As societies cross the threshold from immediate return to trade oriented delayed return a hard boundary is crossed between socio-ecological sustainability and eventual overshoot. Less advanced forms of delayed return dependency ultimately evolved into agriculture. The record clearly shows that surplus production oriented farming models with a propertied class of large producers whom control surplus and rely on market models to exchange surplus for wealth accumulation tend to evolve unsustainably and eventually lead to both ecological and social overshoot. The Central American corn growing civilizations are one example among many.
In the agrarian and industrial worlds, the process by which capitalists suck up small producers and turn them into dependent serfs has been ongoing throughout known history. Elites prey on the production of surplus by commoners and accumulated surplus ends up being controlled by a select class. Wealth accumulation by elites continuously drives directives for increased production because continuous production of surplus is necessary for wealth production. Social overshoot originates with the debilitating psychological effects that this trajectory inevitably has on all sectors of society. The need for excess production forces commoners to labor harder and harder, suffering immensely both emotionally and physically as a result. A lack of engagement in production by elites translates to extreme alienation from social and ecological reality leading to burgeoning sociopathic tendencies and a deepening reification of needs. Because wealth accumulation and its concomitant growth mentality eventually necessitates overshoot, gains in security and power by elite classes are temporary, through time they dig their own graves in a paranoid, hyper-domesticated obsession for control.

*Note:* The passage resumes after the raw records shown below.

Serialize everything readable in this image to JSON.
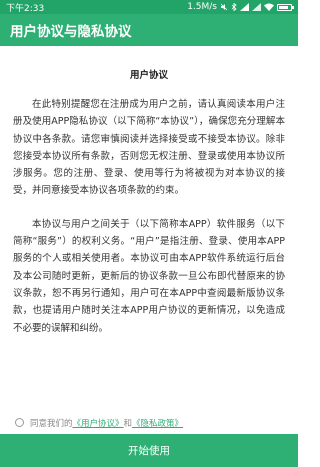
{
  "status_bar": {
    "time": "下午2:33",
    "network_speed": "1.5M/s",
    "icons": [
      "mute-icon",
      "bluetooth-icon",
      "signal-icon",
      "signal-icon",
      "wifi-icon",
      "battery-icon"
    ],
    "battery_level": 0.85
  },
  "app_bar": {
    "title": "用户协议与隐私协议"
  },
  "document": {
    "title": "用户协议",
    "paragraphs": [
      "在此特别提醒您在注册成为用户之前，请认真阅读本用户注册及使用APP隐私协议（以下简称“本协议”），确保您充分理解本协议中各条款。请您审慎阅读并选择接受或不接受本协议。除非您接受本协议所有条款，否则您无权注册、登录或使用本协议所涉服务。您的注册、登录、使用等行为将被视为对本协议的接受，并同意接受本协议各项条款的约束。",
      "本协议与用户之间关于（以下简称本APP）软件服务（以下简称“服务”）的权利义务。“用户”是指注册、登录、使用本APP服务的个人或相关使用者。本协议可由本APP软件系统运行后台及本公司随时更新，更新后的协议条款一旦公布即代替原来的协议条款，恕不再另行通知，用户可在本APP中查阅最新版协议条款，也提请用户随时关注本APP用户协议的更新情况，以免造成不必要的误解和纠纷。"
    ]
  },
  "agreement": {
    "prefix": "同意我们的",
    "user_agreement_link": "《用户协议》",
    "conjunction": "和",
    "privacy_policy_link": "《隐私政策》"
  },
  "start_button": {
    "label": "开始使用"
  }
}
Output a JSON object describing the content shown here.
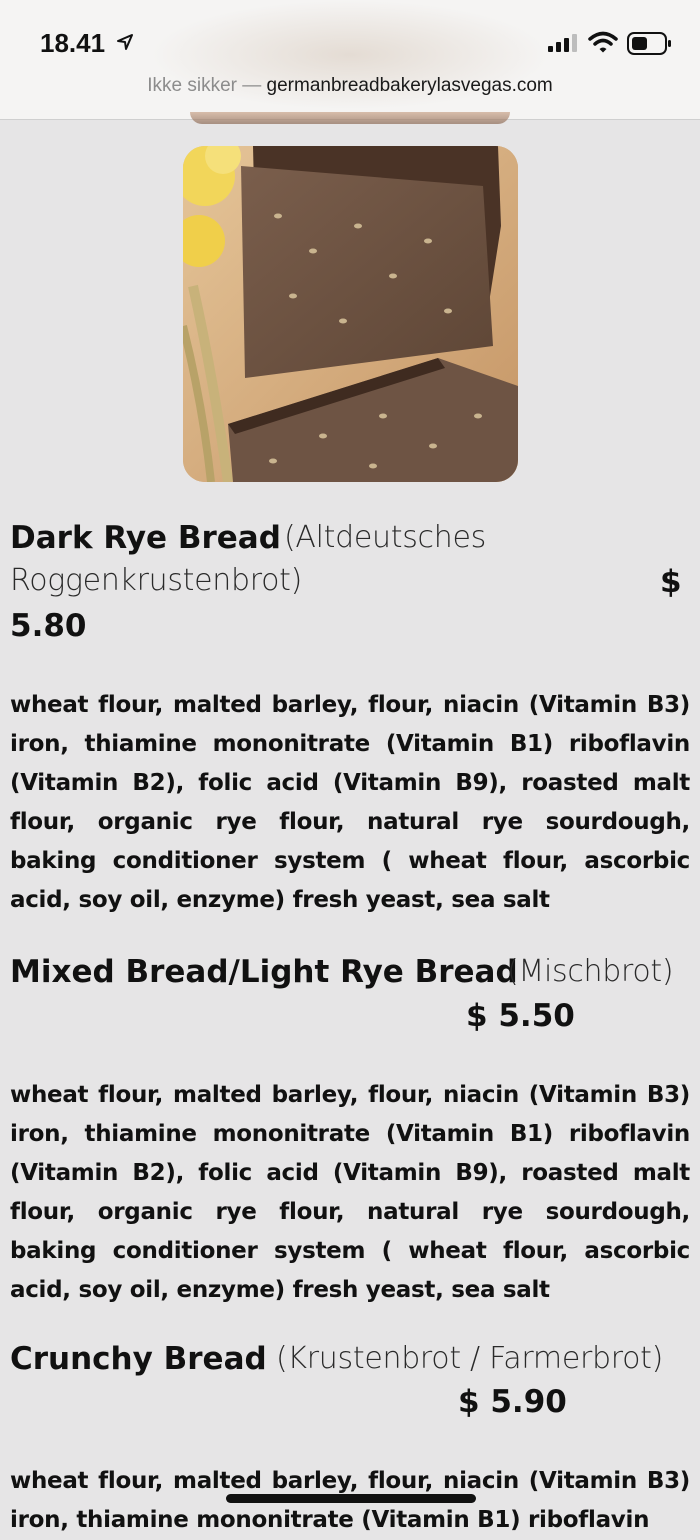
{
  "status_bar": {
    "time": "18.41",
    "location_icon": "location-arrow-icon",
    "signal_icon": "cellular-signal-icon",
    "wifi_icon": "wifi-icon",
    "battery_icon": "battery-icon"
  },
  "address_bar": {
    "security_label": "Ikke sikker",
    "separator": " — ",
    "domain": "germanbreadbakerylasvegas.com"
  },
  "products": [
    {
      "name": "Dark Rye Bread",
      "german_name_line1": "(Altdeutsches",
      "german_name_line2": "Roggenkrustenbrot)",
      "price_symbol": "$",
      "price_value": "5.80",
      "ingredients": "wheat flour, malted barley, flour, niacin (Vitamin B3) iron, thiamine mononitrate (Vitamin B1) riboflavin (Vitamin B2), folic acid (Vitamin B9),  roasted malt flour, organic rye flour, natural rye sourdough, baking conditioner system ( wheat flour, ascorbic acid, soy oil, enzyme) fresh yeast, sea salt"
    },
    {
      "name": "Mixed Bread/Light Rye Bread",
      "german_name": "(Mischbrot)",
      "price": "$ 5.50",
      "ingredients": "wheat flour, malted barley, flour, niacin (Vitamin B3) iron, thiamine mononitrate (Vitamin B1) riboflavin (Vitamin B2), folic acid (Vitamin B9), roasted malt flour, organic rye flour, natural rye sourdough, baking conditioner system ( wheat flour, ascorbic acid, soy oil, enzyme) fresh yeast, sea salt"
    },
    {
      "name": "Crunchy Bread",
      "german_name": "(Krustenbrot / Farmerbrot)",
      "price": "$ 5.90",
      "ingredients": "wheat flour, malted barley, flour, niacin (Vitamin B3) iron, thiamine mononitrate (Vitamin B1) riboflavin"
    }
  ],
  "colors": {
    "page_background": "#e6e5e6",
    "text": "#111111",
    "url_insecure": "#8c8c8c"
  }
}
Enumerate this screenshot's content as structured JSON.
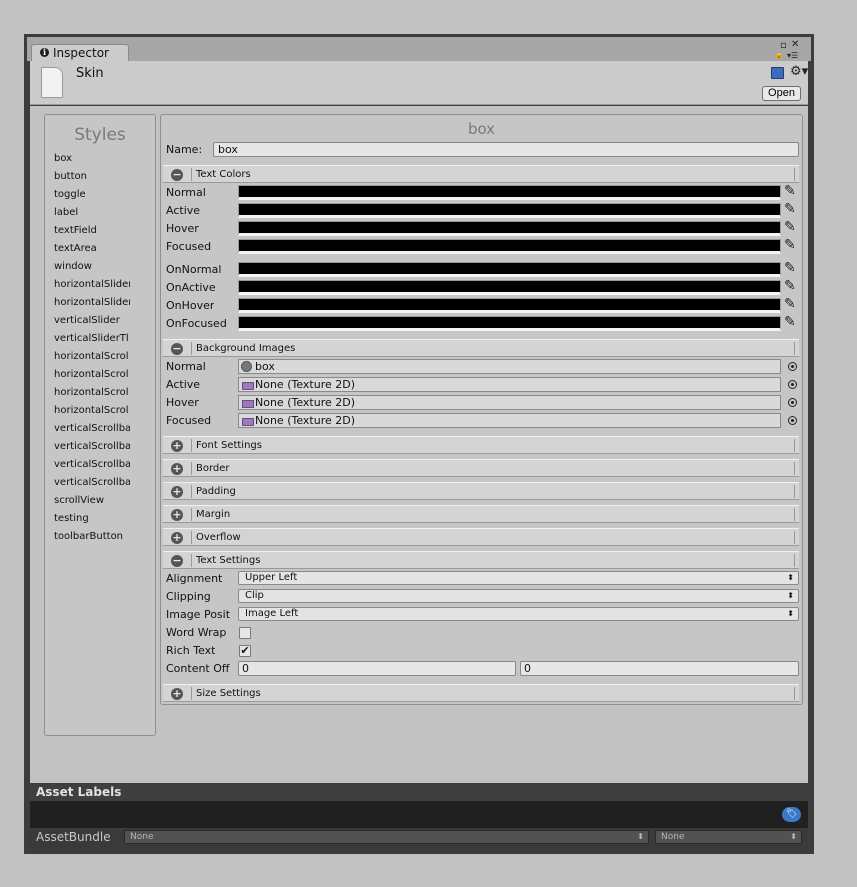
{
  "window": {
    "tab_title": "Inspector",
    "tab_icon": "info-icon",
    "controls": {
      "maximize": "▫",
      "close": "✕",
      "lock": "🔒",
      "menu": "▾☰"
    }
  },
  "header": {
    "asset_name": "Skin",
    "open_label": "Open",
    "icons": [
      "book-help-icon",
      "gear-icon"
    ]
  },
  "styles_panel": {
    "title": "Styles",
    "items": [
      "box",
      "button",
      "toggle",
      "label",
      "textField",
      "textArea",
      "window",
      "horizontalSlider",
      "horizontalSlider",
      "verticalSlider",
      "verticalSliderTl",
      "horizontalScrol",
      "horizontalScrol",
      "horizontalScrol",
      "horizontalScrol",
      "verticalScrollba",
      "verticalScrollba",
      "verticalScrollba",
      "verticalScrollba",
      "scrollView",
      "testing",
      "toolbarButton"
    ]
  },
  "editor": {
    "heading": "box",
    "name_label": "Name:",
    "name_value": "box",
    "text_colors": {
      "title": "Text Colors",
      "expanded": true,
      "rows": [
        "Normal",
        "Active",
        "Hover",
        "Focused"
      ],
      "on_rows": [
        "OnNormal",
        "OnActive",
        "OnHover",
        "OnFocused"
      ],
      "color": "#000000"
    },
    "background_images": {
      "title": "Background Images",
      "expanded": true,
      "rows": [
        {
          "label": "Normal",
          "value": "box"
        },
        {
          "label": "Active",
          "value": "None (Texture 2D)"
        },
        {
          "label": "Hover",
          "value": "None (Texture 2D)"
        },
        {
          "label": "Focused",
          "value": "None (Texture 2D)"
        }
      ]
    },
    "collapsed_sections": [
      "Font Settings",
      "Border",
      "Padding",
      "Margin",
      "Overflow"
    ],
    "text_settings": {
      "title": "Text Settings",
      "expanded": true,
      "alignment_label": "Alignment",
      "alignment_value": "Upper Left",
      "clipping_label": "Clipping",
      "clipping_value": "Clip",
      "image_position_label": "Image Posit",
      "image_position_value": "Image Left",
      "word_wrap_label": "Word Wrap",
      "word_wrap": false,
      "rich_text_label": "Rich Text",
      "rich_text": true,
      "content_offset_label": "Content Off",
      "content_offset_x": "0",
      "content_offset_y": "0"
    },
    "size_settings": {
      "title": "Size Settings",
      "expanded": false
    }
  },
  "asset_labels": {
    "title": "Asset Labels",
    "bundle_label": "AssetBundle",
    "bundle_name": "None",
    "bundle_variant": "None"
  },
  "colors": {
    "window_frame": "#3c3c3c",
    "panel_bg": "#c2c2c2",
    "accent_blue": "#3a78c8"
  }
}
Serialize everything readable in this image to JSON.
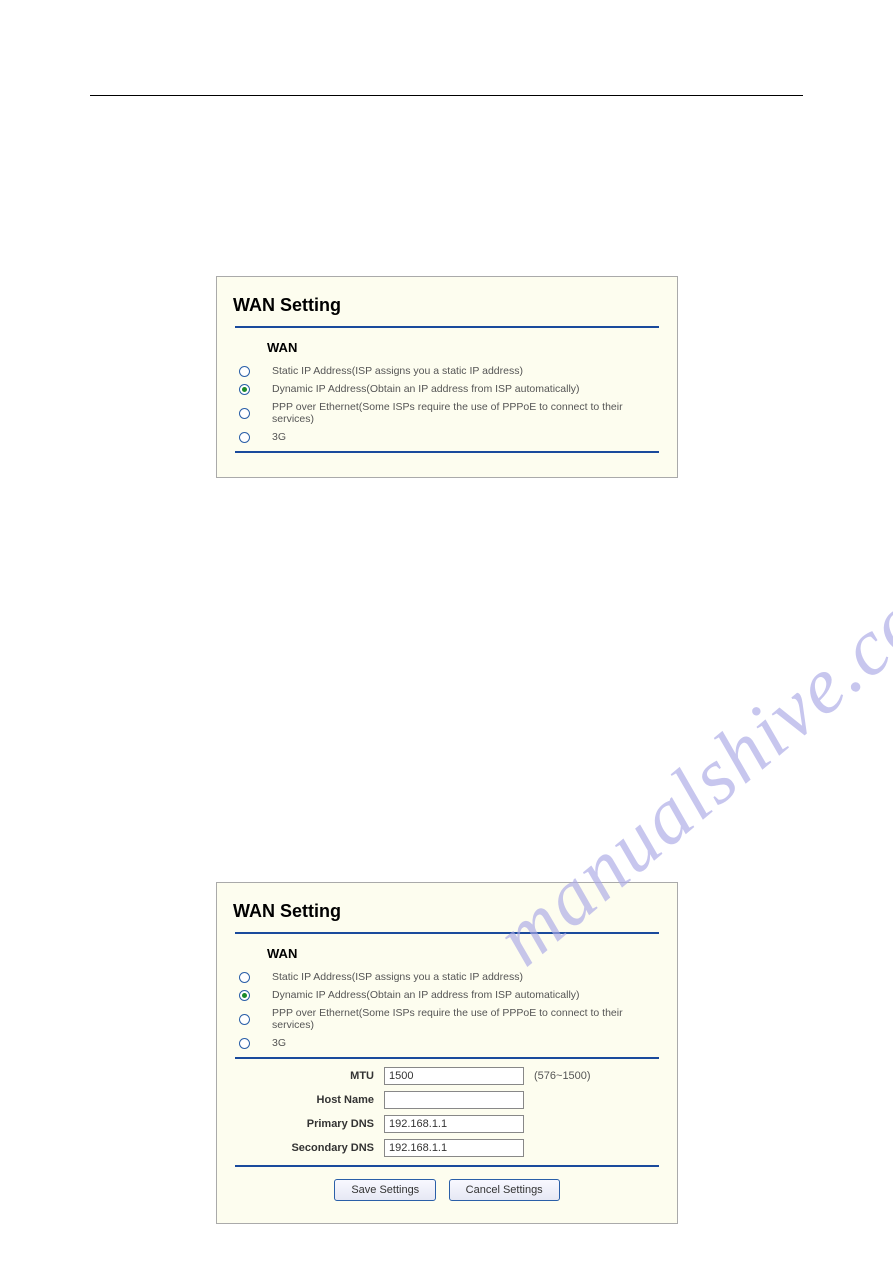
{
  "watermark": "manualshive.com",
  "panel1": {
    "title": "WAN Setting",
    "section": "WAN",
    "options": [
      "Static IP Address(ISP assigns you a static IP address)",
      "Dynamic IP Address(Obtain an IP address from ISP automatically)",
      "PPP over Ethernet(Some ISPs require the use of PPPoE to connect to their services)",
      "3G"
    ]
  },
  "panel2": {
    "title": "WAN Setting",
    "section": "WAN",
    "options": [
      "Static IP Address(ISP assigns you a static IP address)",
      "Dynamic IP Address(Obtain an IP address from ISP automatically)",
      "PPP over Ethernet(Some ISPs require the use of PPPoE to connect to their services)",
      "3G"
    ],
    "fields": {
      "mtu_label": "MTU",
      "mtu_value": "1500",
      "mtu_hint": "(576~1500)",
      "hostname_label": "Host Name",
      "hostname_value": "",
      "primary_dns_label": "Primary DNS",
      "primary_dns_value": "192.168.1.1",
      "secondary_dns_label": "Secondary DNS",
      "secondary_dns_value": "192.168.1.1"
    },
    "buttons": {
      "save": "Save Settings",
      "cancel": "Cancel Settings"
    }
  }
}
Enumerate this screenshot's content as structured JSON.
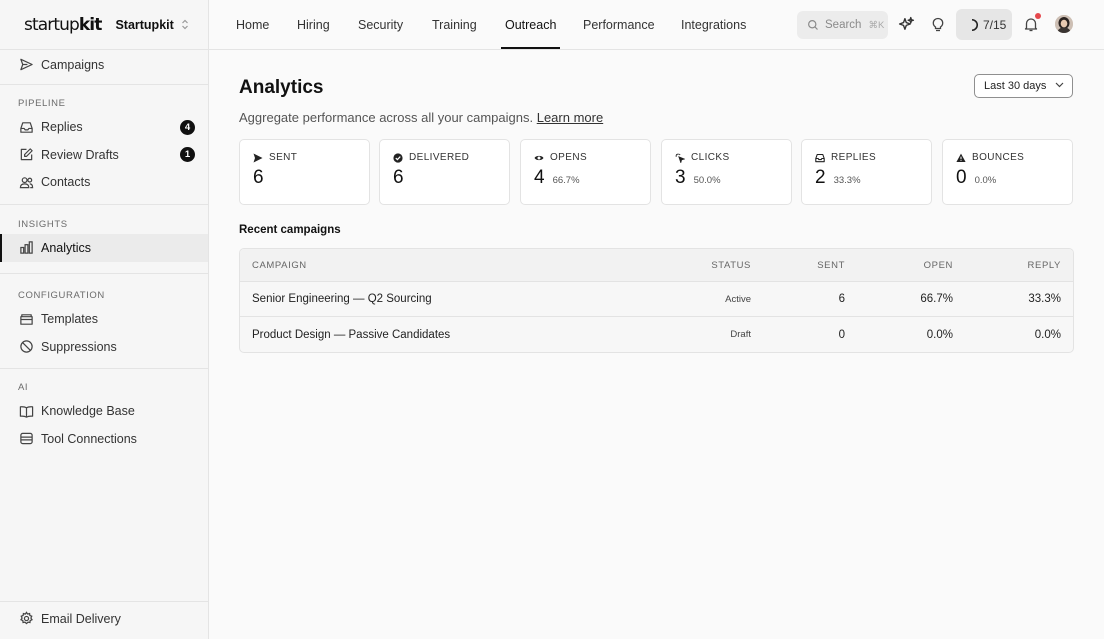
{
  "brand": {
    "logo_light": "startup",
    "logo_bold": "kit",
    "workspace": "Startupkit"
  },
  "topnav": {
    "tabs": [
      {
        "label": "Home"
      },
      {
        "label": "Hiring"
      },
      {
        "label": "Security"
      },
      {
        "label": "Training"
      },
      {
        "label": "Outreach",
        "active": true
      },
      {
        "label": "Performance"
      },
      {
        "label": "Integrations"
      }
    ],
    "search_placeholder": "Search",
    "search_shortcut": "⌘K",
    "progress": "7/15"
  },
  "sidebar": {
    "top_item": "Campaigns",
    "pipeline_label": "PIPELINE",
    "pipeline": [
      {
        "label": "Replies",
        "badge": "4"
      },
      {
        "label": "Review Drafts",
        "badge": "1"
      },
      {
        "label": "Contacts"
      }
    ],
    "insights_label": "INSIGHTS",
    "insights": [
      {
        "label": "Analytics",
        "active": true
      }
    ],
    "configuration_label": "CONFIGURATION",
    "configuration": [
      {
        "label": "Templates"
      },
      {
        "label": "Suppressions"
      }
    ],
    "ai_label": "AI",
    "ai": [
      {
        "label": "Knowledge Base"
      },
      {
        "label": "Tool Connections"
      }
    ],
    "footer_item": "Email Delivery"
  },
  "page": {
    "title": "Analytics",
    "subtitle": "Aggregate performance across all your campaigns.",
    "learn_more": "Learn more",
    "date_range": "Last 30 days"
  },
  "stats": [
    {
      "label": "SENT",
      "value": "6",
      "pct": "",
      "icon": "send-icon"
    },
    {
      "label": "DELIVERED",
      "value": "6",
      "pct": "",
      "icon": "check-circle-icon"
    },
    {
      "label": "OPENS",
      "value": "4",
      "pct": "66.7%",
      "icon": "eye-icon"
    },
    {
      "label": "CLICKS",
      "value": "3",
      "pct": "50.0%",
      "icon": "pointer-click-icon"
    },
    {
      "label": "REPLIES",
      "value": "2",
      "pct": "33.3%",
      "icon": "inbox-icon"
    },
    {
      "label": "BOUNCES",
      "value": "0",
      "pct": "0.0%",
      "icon": "warning-icon"
    }
  ],
  "recent": {
    "heading": "Recent campaigns",
    "columns": {
      "campaign": "CAMPAIGN",
      "status": "STATUS",
      "sent": "SENT",
      "open": "OPEN",
      "reply": "REPLY"
    },
    "rows": [
      {
        "campaign": "Senior Engineering — Q2 Sourcing",
        "status": "Active",
        "sent": "6",
        "open": "66.7%",
        "reply": "33.3%"
      },
      {
        "campaign": "Product Design — Passive Candidates",
        "status": "Draft",
        "sent": "0",
        "open": "0.0%",
        "reply": "0.0%"
      }
    ]
  }
}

In summary, the long-term results are generally socially and ecologically catastrophic whenever a group of people becomes reliant on trade for their survival. Anytime a self-sufficient foraging and hunting peoples have fallen into this trap it has led down a path to hell both for them and the wildness they once thrived within. Evolved physical and psychological reliance on commodification results in a loss of traditional skills and ultimately domestication. People devolve to a trance state, extending all of their life’s mental and physical effort in an effort to fulfill reified needs. This process has occurred throughout all known civilized history and defines the point where most of us are today – ultra-domesticated and 100% dependent on commodification for our survival.
Continued in: Transitioners, Permaculturists, and Other ‘Green’ Hucksters